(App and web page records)
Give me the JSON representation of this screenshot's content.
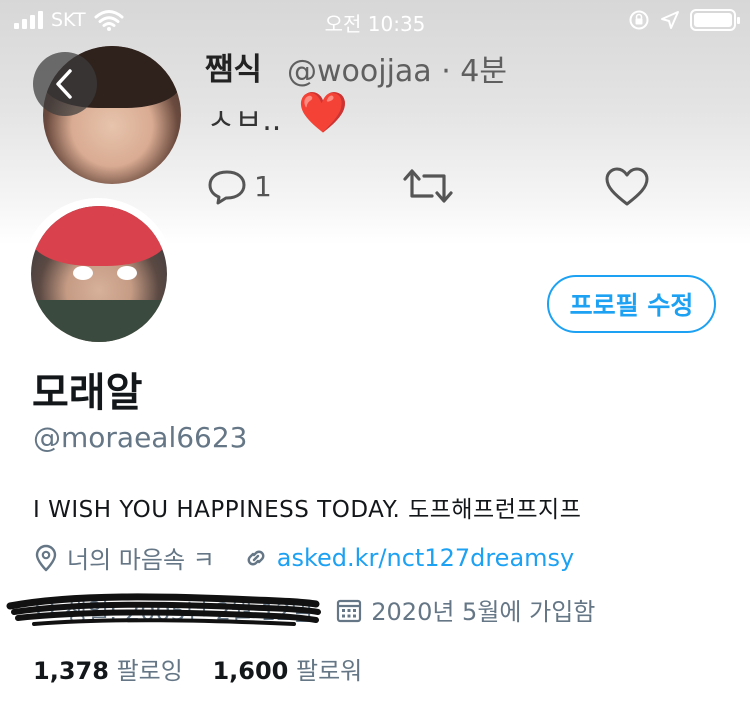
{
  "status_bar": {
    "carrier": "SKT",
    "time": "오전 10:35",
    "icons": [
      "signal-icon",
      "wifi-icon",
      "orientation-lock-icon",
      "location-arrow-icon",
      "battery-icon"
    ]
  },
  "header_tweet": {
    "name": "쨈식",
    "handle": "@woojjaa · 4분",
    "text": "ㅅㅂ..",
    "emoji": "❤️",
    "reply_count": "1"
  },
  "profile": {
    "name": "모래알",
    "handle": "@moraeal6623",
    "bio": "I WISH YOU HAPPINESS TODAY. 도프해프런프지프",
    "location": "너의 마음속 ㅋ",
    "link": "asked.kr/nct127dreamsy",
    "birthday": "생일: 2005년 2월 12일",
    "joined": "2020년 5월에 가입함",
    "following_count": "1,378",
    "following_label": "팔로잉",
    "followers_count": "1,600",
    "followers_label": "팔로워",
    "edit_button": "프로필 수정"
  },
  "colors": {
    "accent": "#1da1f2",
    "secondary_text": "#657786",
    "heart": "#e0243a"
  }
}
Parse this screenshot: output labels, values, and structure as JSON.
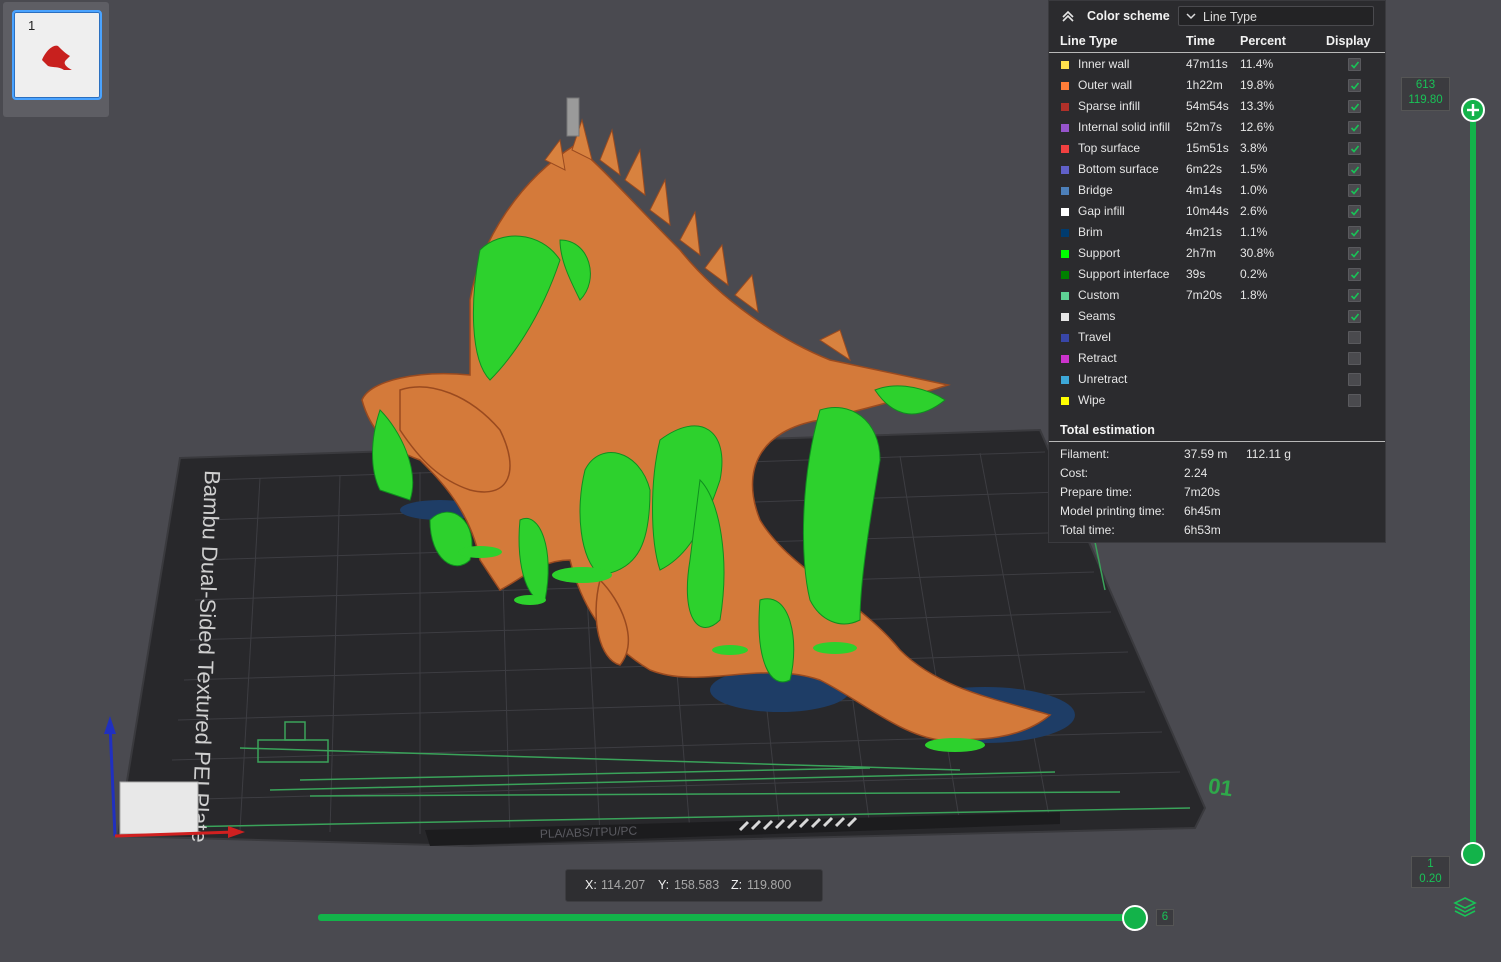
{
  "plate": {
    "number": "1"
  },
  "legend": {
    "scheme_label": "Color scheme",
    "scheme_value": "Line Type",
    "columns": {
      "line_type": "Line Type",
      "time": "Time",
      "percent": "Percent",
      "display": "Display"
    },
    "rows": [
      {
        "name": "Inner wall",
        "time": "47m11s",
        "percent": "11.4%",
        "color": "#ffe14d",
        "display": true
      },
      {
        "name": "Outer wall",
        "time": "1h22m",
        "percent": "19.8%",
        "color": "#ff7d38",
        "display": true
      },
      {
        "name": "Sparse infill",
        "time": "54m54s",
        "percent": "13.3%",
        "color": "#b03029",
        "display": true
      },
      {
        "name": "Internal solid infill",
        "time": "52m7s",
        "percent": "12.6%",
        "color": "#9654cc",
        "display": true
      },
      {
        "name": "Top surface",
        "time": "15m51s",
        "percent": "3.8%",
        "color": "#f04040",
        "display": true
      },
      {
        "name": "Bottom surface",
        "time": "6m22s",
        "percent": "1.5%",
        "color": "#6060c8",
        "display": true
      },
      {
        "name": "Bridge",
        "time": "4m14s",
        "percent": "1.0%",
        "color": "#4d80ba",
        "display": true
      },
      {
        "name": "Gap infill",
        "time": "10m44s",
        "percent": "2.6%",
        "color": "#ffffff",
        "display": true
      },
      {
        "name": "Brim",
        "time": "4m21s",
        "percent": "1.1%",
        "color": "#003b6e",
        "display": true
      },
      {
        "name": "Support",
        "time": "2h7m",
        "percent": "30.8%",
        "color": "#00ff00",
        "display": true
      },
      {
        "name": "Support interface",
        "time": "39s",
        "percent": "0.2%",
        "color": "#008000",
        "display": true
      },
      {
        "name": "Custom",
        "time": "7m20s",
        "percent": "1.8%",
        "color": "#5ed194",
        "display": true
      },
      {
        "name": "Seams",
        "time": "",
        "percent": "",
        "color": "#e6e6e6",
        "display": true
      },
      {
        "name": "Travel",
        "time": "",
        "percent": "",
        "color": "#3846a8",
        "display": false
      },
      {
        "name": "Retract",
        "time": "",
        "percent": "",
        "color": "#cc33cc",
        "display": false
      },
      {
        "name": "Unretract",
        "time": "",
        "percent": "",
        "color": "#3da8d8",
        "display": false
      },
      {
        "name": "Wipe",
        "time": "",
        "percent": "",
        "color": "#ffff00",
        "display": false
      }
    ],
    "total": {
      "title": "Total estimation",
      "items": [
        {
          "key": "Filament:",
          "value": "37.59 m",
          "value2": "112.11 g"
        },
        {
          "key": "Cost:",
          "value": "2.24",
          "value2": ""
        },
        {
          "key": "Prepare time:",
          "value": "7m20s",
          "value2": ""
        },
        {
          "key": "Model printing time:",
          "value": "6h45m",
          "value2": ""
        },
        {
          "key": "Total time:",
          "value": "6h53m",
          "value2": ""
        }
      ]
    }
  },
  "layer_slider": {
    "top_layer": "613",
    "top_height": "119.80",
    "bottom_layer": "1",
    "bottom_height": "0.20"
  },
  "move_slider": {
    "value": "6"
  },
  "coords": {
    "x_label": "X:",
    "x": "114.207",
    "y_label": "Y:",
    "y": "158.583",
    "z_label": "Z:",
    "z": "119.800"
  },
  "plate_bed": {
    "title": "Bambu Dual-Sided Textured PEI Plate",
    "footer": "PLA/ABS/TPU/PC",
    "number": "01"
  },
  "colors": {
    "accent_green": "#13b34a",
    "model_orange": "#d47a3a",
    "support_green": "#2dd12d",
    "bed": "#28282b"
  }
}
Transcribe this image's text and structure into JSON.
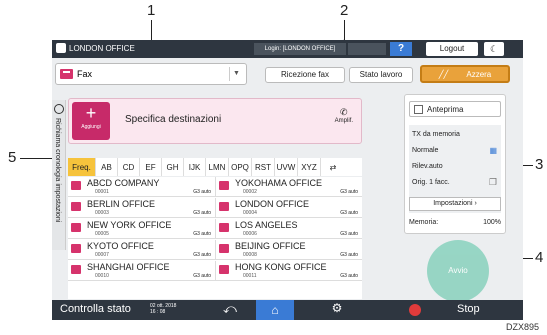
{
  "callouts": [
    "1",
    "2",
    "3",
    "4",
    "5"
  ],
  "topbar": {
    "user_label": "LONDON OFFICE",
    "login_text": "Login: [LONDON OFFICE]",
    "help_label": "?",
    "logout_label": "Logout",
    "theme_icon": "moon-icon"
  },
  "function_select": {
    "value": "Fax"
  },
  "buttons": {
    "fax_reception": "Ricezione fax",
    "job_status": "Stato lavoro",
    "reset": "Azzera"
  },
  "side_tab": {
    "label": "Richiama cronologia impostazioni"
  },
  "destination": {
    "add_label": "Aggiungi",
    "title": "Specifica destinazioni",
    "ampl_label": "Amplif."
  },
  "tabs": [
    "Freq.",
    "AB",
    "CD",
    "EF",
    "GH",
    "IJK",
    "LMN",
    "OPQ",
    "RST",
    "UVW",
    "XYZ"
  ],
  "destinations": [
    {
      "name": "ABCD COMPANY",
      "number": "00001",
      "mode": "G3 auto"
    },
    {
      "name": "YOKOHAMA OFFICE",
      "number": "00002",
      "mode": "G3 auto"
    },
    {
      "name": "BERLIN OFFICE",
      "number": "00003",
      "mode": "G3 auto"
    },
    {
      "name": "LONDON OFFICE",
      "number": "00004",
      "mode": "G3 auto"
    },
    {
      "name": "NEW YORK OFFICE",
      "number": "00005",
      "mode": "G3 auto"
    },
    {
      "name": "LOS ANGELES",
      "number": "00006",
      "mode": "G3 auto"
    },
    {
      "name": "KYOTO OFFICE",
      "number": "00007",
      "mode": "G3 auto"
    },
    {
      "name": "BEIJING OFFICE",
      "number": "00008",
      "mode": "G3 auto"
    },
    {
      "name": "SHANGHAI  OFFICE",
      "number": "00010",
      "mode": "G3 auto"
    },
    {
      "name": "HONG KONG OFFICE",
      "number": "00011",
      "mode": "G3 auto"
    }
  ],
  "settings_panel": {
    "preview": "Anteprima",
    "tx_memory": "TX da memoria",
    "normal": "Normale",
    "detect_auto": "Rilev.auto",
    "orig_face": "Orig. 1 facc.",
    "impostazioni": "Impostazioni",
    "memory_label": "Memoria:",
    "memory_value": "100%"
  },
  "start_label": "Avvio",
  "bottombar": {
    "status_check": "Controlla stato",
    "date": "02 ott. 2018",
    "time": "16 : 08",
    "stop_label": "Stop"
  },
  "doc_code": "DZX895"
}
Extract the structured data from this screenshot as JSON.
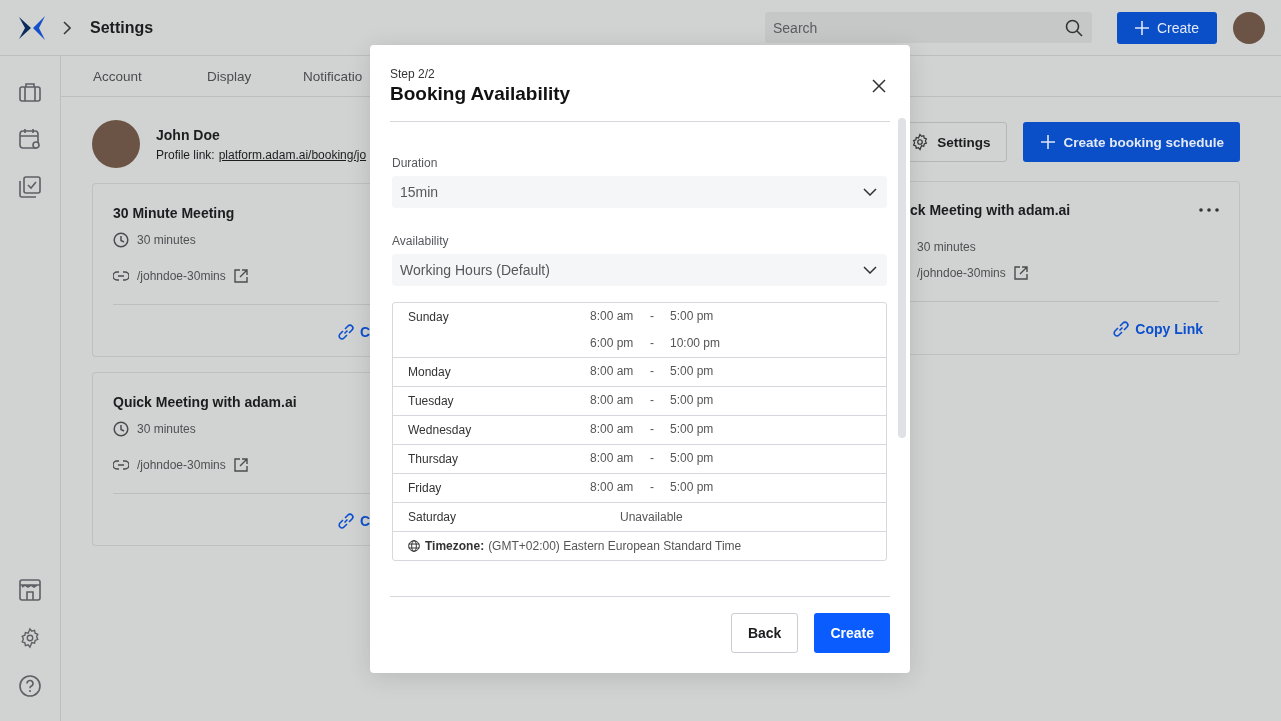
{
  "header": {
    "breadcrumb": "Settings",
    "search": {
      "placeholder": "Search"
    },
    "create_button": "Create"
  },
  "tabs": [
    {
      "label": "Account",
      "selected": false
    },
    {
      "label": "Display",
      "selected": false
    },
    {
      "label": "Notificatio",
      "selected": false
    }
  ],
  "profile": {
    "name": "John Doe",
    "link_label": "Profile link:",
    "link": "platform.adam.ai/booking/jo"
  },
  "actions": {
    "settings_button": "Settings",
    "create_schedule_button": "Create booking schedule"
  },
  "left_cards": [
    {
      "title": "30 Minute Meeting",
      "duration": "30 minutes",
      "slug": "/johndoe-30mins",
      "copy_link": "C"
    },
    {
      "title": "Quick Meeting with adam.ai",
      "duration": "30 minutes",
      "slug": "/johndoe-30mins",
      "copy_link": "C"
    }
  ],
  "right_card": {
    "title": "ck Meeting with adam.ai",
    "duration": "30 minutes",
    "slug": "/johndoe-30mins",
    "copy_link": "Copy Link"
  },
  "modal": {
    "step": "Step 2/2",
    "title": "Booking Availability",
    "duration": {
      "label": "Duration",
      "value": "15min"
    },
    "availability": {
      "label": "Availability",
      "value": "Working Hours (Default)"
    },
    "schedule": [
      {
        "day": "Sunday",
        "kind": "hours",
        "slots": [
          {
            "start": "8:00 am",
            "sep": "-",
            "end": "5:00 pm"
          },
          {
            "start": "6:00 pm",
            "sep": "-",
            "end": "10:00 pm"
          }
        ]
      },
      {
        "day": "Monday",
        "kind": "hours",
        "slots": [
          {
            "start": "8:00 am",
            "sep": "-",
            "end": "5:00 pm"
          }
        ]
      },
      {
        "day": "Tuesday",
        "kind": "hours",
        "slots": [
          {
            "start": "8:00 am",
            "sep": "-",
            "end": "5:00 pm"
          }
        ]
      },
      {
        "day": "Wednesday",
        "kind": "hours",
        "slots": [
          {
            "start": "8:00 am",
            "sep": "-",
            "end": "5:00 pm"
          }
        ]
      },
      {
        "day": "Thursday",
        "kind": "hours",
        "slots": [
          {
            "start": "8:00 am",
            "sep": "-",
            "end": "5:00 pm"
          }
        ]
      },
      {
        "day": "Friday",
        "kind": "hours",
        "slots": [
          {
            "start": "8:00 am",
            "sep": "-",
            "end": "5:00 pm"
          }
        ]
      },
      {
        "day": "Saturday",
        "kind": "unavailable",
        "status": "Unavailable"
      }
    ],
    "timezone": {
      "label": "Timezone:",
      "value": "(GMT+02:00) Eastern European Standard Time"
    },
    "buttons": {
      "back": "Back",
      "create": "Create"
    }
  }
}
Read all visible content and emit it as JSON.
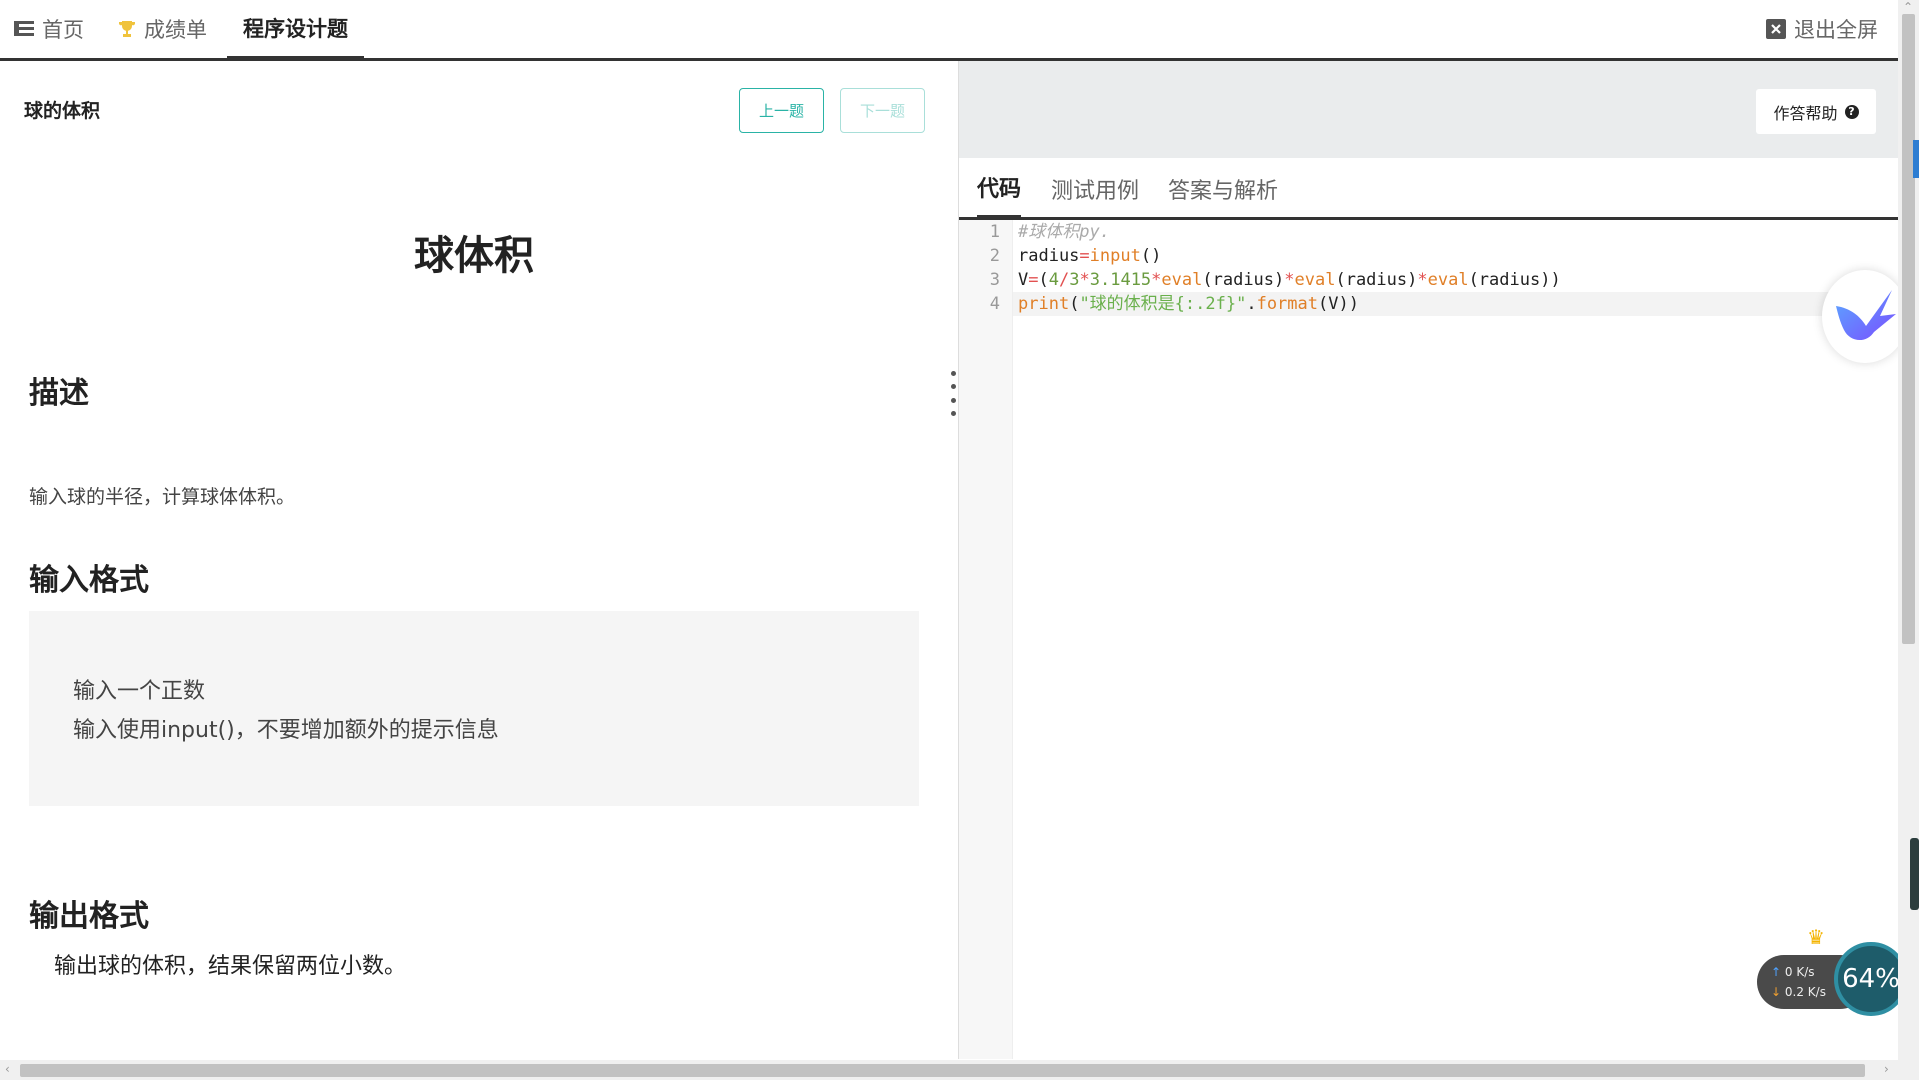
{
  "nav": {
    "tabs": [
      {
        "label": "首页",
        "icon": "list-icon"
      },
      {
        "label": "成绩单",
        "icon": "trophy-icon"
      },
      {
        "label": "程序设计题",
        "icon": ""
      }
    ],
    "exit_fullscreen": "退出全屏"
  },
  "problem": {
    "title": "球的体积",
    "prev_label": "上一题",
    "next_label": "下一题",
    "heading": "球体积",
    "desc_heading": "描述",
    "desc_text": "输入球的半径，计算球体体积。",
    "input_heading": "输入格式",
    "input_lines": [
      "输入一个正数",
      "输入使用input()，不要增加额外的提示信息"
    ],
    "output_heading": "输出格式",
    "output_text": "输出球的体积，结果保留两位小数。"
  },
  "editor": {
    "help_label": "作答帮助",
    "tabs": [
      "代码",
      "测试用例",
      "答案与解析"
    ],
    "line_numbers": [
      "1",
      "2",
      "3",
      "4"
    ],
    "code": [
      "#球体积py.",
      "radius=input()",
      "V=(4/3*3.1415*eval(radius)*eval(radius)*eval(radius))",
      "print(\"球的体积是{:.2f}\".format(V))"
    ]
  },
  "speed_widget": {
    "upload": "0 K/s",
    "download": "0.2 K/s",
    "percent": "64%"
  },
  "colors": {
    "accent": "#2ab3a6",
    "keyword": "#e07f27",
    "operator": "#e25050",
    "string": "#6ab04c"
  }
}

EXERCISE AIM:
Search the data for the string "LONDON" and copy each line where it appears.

ANSWER TO THIS EXERCISE:
    "user_label": "LONDON OFFICE",
    "login_text": "Login: [LONDON OFFICE]",
      "name": "LONDON OFFICE",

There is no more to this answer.